• A 112-page magazine
• A 96-page books section
• Pull-out posters

A bunch of writers and artists "…use their creativity to unleash the full potential of a daily newspaper? The result is San Francisco Panorama, a unique publication filled with breathtakingly innovative features and sections."

You can order a copy ($16) from McSweeney's.

Back to the land with Maria Kalman

"And the Pursuit of Happiness—Back to the Land" is a wonderful hand-lettered article by prolific artist Maria Kalman: in the NY Times. Farmers, fast food, healthy food, edible schoolyards. Sent us by Leo Hetzel. Photo is of farmer Mickey Murch's rolling food van. He drives it into the small town where he lives to sell fresh bread and other food. http://bit.ly/5LrkQj

Maria Kalman's website: http://www.mairakalman.com/

Bell Tower Near Church in El Transito, Nicaragua

By photographer Taeke Henstra

Sailing Bahamas in 15' Sharpie Sailboat

"LITTLE CRUISER is our fifteen foot sharpie designed and built by our friend Matt Layden as a coastal microcruiser. Constructed in 1988, LITTLE CRUISER was one of his favorite boats and he sailed her engineless as far North as the Bay of Fundy in Canada and as far South as the Exumas in the Bahamas. After we acquired her in 1992, we sailed Little Cruiser to the Bahamas seven more times."

Fred Astaire Rode Skateboard at Age 78

Lew sent me this on Fred Astaire:
"Astaire was awarded a life membership in the National Skateboard Society At age seventy-eight, he broke his left wrist while riding his grandson's skateboard. He remarked 'Gene Kelly warned me not to be a damned fool, but I'd seen the things those kids got up to on television doing all sorts of tricks. What a routine I could have worked up for a film sequence if they had existed a few years ago. Anyway I was practicing in my driveway.'"
-From: http://en.wikipedia.org/wiki/Fred_Astaire

Photo from: http://www.dancehelp.com/articles/photos/Tap-photos.aspx

Bamboo Scaffolding on Hong Kong Skyscrapers


Shipping Container Converted to Bar-B-Q Joint, Nairobi

"Spotted in Nairobi, January 2008 at Lagoon, a bar/nyama choma (roast meat) joint."

Mirrored Treehouse in Sweden

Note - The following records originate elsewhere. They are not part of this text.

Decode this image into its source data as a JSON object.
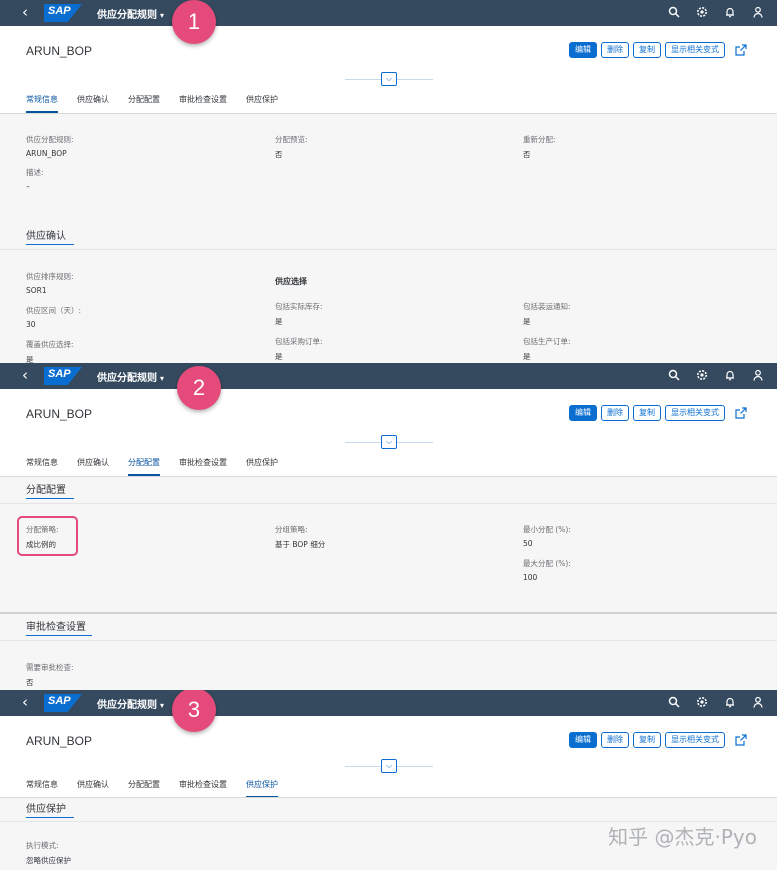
{
  "shell": {
    "back": "‹",
    "logo": "SAP",
    "app_title": "供应分配规则",
    "caret": "▾"
  },
  "header": {
    "object_title": "ARUN_BOP",
    "buttons": {
      "edit": "编辑",
      "delete": "删除",
      "copy": "复制",
      "show_related": "显示相关变式"
    }
  },
  "tabs": [
    "常规信息",
    "供应确认",
    "分配配置",
    "审批检查设置",
    "供应保护"
  ],
  "badges": [
    "1",
    "2",
    "3"
  ],
  "panel1": {
    "active_tab": 0,
    "general": {
      "rule_label": "供应分配规则:",
      "rule_value": "ARUN_BOP",
      "preview_label": "分配预览:",
      "preview_value": "否",
      "realloc_label": "重新分配:",
      "realloc_value": "否",
      "desc_label": "描述:",
      "desc_value": "–"
    },
    "confirm_section_title": "供应确认",
    "confirm": {
      "sort_label": "供应排序规则:",
      "sort_value": "SOR1",
      "horizon_label": "供应区间（天）:",
      "horizon_value": "30",
      "override_label": "覆盖供应选择:",
      "override_value": "是",
      "selection_title": "供应选择",
      "stock_label": "包括实际库存:",
      "stock_value": "是",
      "po_label": "包括采购订单:",
      "po_value": "是",
      "ship_label": "包括装运通知:",
      "ship_value": "是",
      "prod_label": "包括生产订单:",
      "prod_value": "是"
    }
  },
  "panel2": {
    "active_tab": 2,
    "section_title": "分配配置",
    "strategy_label": "分配策略:",
    "strategy_value": "成比例的",
    "group_label": "分组策略:",
    "group_value": "基于 BOP 细分",
    "min_label": "最小分配 (%):",
    "min_value": "50",
    "max_label": "最大分配 (%):",
    "max_value": "100",
    "approval_title": "审批检查设置",
    "approval_label": "需要审批检查:",
    "approval_value": "否"
  },
  "panel3": {
    "active_tab": 4,
    "section_title": "供应保护",
    "mode_label": "执行模式:",
    "mode_value": "忽略供应保护"
  },
  "watermark": "知乎 @杰克·Pyo",
  "colors": {
    "shell": "#354a5f",
    "accent": "#0a6ed1",
    "badge": "#e44b7a"
  }
}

"Swedish firm Tham & Videgard Hansson Arkitekter, have cleverly used mirrored panels to create an almost invisible treehouse “hotel.” Although the square footage hasn’t been revealed, the “hotel” unit boasts a kitchen, sleeping area, living area, and for those not afraid of heights, a terrace."